• _Task to carry out_:
Count how many lines of the data below contain the string "name"; the reply should be that number alone.

• _Supplied data_:
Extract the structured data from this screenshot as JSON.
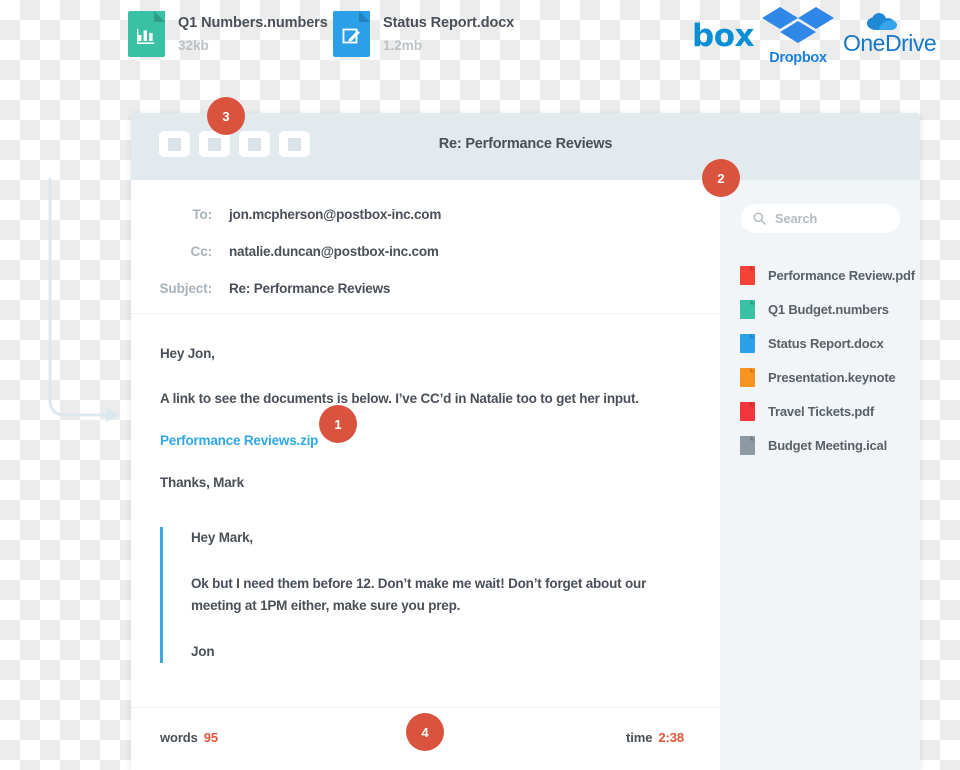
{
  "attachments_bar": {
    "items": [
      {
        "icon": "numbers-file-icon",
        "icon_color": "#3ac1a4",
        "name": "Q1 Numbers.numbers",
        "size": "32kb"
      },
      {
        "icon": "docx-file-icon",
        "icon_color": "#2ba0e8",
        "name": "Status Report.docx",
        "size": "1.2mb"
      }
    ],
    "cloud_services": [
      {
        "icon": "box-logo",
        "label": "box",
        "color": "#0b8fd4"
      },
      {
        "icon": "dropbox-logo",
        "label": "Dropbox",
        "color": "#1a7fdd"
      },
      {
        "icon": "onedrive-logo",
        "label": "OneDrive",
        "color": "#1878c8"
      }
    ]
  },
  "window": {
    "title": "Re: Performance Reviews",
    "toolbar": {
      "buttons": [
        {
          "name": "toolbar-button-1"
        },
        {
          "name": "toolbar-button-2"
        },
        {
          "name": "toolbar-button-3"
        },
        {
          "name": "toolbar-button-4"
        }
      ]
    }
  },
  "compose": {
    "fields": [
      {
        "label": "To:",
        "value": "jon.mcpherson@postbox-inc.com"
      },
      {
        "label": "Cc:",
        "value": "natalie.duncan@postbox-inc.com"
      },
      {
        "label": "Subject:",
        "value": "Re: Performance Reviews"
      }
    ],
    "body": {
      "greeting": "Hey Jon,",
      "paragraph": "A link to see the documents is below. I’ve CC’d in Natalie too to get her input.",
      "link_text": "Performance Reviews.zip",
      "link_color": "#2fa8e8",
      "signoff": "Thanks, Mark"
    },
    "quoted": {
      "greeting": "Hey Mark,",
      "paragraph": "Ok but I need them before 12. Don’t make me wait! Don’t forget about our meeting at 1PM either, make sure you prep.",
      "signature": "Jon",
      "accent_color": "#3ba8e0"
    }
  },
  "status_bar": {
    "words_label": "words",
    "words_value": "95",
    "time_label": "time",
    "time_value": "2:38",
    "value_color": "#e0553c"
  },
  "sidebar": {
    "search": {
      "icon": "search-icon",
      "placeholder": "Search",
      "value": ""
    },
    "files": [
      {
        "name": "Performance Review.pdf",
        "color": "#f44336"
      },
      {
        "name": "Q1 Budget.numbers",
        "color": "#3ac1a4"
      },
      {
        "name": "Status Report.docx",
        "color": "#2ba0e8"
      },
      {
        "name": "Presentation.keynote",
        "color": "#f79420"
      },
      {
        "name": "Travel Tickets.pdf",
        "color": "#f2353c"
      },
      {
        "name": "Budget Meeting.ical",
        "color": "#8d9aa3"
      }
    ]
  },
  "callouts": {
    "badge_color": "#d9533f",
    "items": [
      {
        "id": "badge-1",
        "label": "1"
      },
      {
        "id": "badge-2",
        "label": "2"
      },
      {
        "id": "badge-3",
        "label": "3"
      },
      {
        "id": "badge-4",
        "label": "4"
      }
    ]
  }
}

• _Answer below_:
12